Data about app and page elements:
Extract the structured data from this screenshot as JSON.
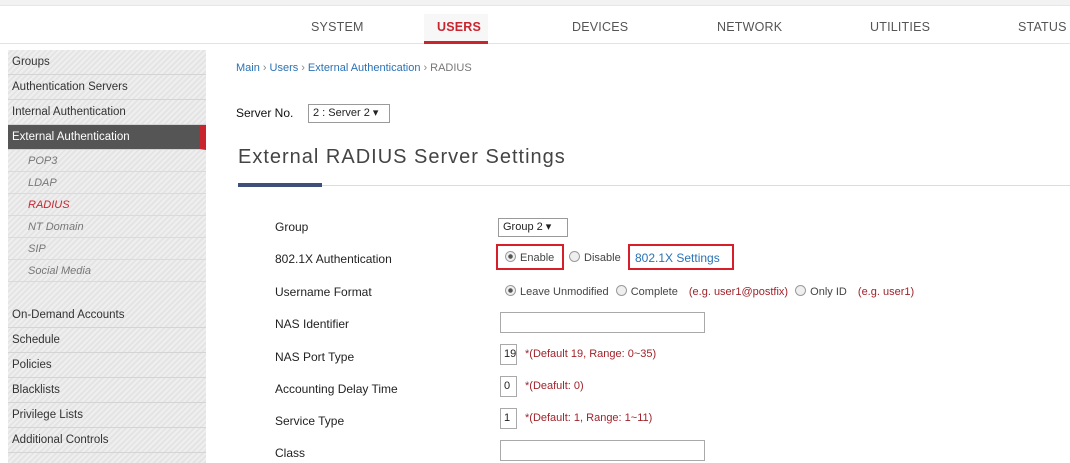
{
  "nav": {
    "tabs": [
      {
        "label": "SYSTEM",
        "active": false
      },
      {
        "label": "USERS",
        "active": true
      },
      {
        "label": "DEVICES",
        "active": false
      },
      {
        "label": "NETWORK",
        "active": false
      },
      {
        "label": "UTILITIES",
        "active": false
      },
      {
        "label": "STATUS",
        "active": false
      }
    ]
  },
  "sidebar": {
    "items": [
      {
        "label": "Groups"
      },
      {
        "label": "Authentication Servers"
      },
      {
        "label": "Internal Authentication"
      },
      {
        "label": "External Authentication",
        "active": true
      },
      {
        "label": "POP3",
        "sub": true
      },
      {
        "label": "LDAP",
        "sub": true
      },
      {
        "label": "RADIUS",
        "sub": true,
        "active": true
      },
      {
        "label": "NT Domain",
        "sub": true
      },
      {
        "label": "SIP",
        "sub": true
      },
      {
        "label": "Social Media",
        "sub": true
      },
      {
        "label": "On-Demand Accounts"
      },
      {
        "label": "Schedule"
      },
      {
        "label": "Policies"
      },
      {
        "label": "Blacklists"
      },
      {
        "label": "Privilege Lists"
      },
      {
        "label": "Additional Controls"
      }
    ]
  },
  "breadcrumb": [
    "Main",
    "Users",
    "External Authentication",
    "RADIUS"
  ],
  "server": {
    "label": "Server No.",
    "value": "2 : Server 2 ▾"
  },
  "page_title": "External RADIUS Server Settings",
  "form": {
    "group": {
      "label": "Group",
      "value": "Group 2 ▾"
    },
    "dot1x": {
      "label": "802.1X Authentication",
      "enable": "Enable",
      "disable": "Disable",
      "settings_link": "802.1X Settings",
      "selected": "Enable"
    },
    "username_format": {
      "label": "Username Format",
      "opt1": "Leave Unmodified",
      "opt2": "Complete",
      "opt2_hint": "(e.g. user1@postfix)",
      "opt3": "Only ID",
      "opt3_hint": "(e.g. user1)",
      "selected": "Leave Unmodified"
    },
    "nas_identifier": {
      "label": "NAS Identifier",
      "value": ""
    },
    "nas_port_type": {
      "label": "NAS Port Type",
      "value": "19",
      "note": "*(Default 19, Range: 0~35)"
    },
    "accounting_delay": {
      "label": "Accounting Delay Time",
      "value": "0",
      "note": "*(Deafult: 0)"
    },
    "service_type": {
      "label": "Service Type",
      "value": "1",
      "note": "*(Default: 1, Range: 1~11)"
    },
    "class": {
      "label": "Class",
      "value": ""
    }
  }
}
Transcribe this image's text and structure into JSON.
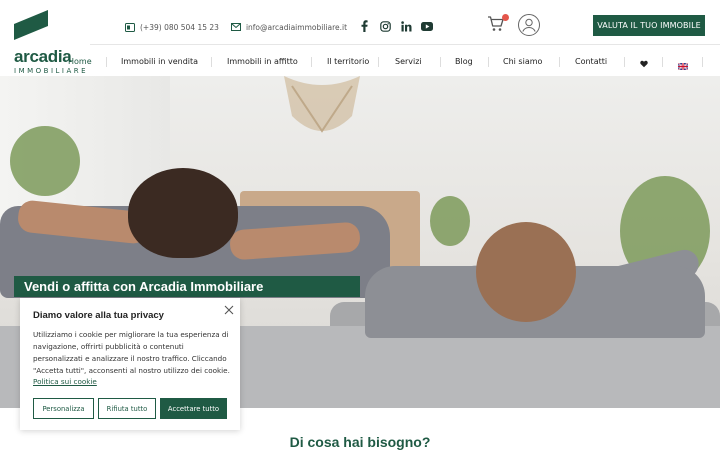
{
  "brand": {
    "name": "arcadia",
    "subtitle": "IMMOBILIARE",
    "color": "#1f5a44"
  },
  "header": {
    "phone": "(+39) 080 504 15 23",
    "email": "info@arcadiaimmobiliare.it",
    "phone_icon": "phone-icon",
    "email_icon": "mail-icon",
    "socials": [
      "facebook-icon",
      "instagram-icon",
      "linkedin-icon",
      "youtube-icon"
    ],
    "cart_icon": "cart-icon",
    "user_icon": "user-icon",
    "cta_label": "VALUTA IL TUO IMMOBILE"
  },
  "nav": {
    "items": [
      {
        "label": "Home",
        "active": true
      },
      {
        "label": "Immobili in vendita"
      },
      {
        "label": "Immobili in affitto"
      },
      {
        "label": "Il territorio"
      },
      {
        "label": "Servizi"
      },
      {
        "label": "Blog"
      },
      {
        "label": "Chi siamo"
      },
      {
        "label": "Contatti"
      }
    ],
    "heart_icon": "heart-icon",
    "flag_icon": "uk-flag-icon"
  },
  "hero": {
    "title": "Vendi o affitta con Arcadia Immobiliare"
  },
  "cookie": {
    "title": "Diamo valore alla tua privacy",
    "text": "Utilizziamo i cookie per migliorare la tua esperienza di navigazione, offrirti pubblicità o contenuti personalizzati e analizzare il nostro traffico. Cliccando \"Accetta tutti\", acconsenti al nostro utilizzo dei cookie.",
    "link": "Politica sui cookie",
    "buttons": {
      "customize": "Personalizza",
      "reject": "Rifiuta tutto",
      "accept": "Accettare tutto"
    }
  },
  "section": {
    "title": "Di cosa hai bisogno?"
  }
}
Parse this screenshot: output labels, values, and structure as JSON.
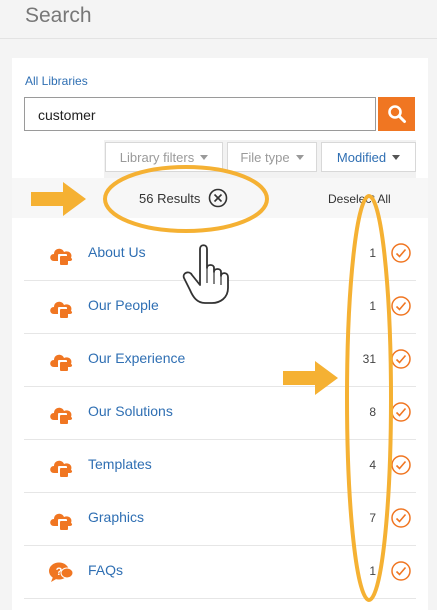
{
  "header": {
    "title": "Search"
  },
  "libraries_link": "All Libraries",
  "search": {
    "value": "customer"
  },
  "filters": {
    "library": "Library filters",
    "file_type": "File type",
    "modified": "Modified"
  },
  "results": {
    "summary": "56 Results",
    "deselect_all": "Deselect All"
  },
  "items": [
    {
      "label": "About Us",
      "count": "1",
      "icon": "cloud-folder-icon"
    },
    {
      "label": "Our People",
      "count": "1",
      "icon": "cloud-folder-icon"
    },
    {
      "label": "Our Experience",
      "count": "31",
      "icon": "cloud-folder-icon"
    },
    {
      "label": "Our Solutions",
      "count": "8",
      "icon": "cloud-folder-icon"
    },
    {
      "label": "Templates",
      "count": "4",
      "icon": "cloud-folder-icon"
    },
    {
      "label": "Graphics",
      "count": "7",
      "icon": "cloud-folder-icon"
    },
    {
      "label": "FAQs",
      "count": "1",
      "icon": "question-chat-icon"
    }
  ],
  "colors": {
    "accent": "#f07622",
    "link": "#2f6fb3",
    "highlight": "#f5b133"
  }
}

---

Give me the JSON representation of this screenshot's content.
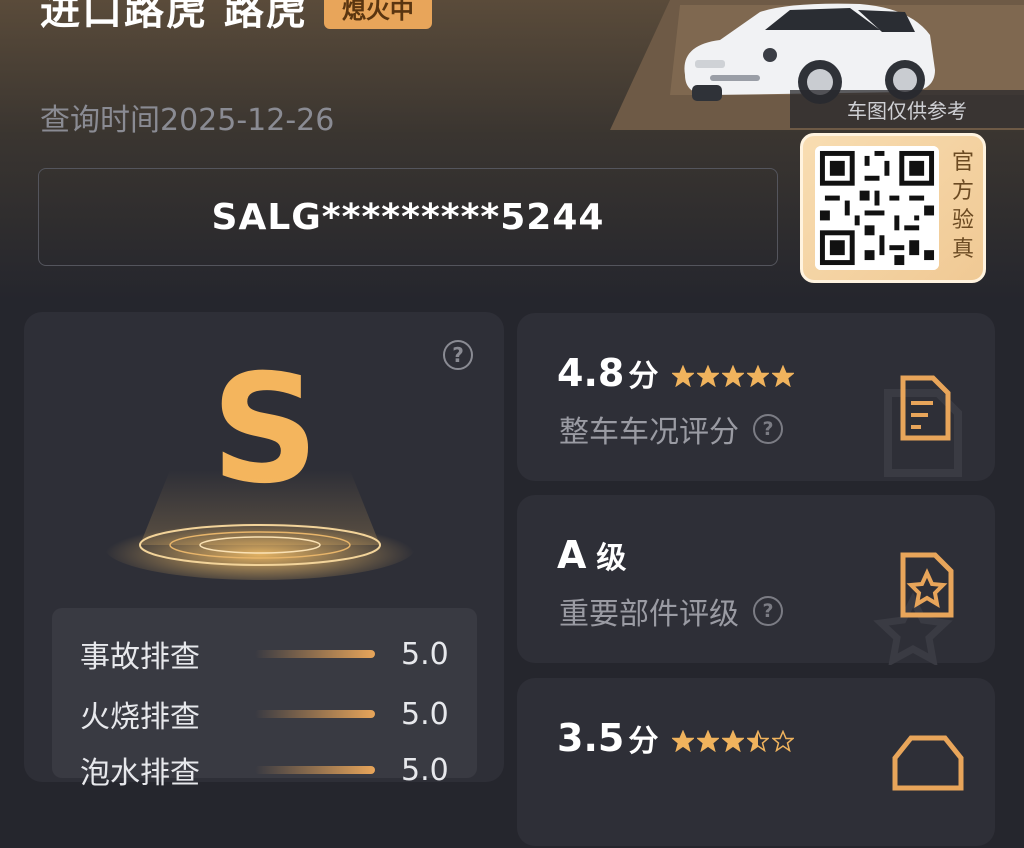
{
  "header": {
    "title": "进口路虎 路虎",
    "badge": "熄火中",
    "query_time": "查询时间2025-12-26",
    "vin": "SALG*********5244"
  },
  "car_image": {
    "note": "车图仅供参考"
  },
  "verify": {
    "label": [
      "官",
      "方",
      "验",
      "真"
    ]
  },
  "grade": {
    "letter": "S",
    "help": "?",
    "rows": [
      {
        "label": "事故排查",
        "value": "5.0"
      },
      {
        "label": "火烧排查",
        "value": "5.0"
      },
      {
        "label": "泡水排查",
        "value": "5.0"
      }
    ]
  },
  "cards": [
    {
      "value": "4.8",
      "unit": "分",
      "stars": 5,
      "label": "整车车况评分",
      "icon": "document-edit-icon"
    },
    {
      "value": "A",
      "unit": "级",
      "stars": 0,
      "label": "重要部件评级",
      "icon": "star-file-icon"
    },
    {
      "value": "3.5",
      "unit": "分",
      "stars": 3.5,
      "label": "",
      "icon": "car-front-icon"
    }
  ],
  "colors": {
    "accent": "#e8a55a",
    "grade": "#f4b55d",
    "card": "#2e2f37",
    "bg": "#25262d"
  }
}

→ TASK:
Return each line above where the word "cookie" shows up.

→ RESPONSE TO THE TASK:
  "cookie": {
    "text": "Utilizziamo i cookie per migliorare la tua esperienza di navigazione, offrirti pubblicità o contenuti personalizzati e analizzare il nostro traffico. Cliccando \"Accetta tutti\", acconsenti al nostro utilizzo dei cookie.",
    "link": "Politica sui cookie",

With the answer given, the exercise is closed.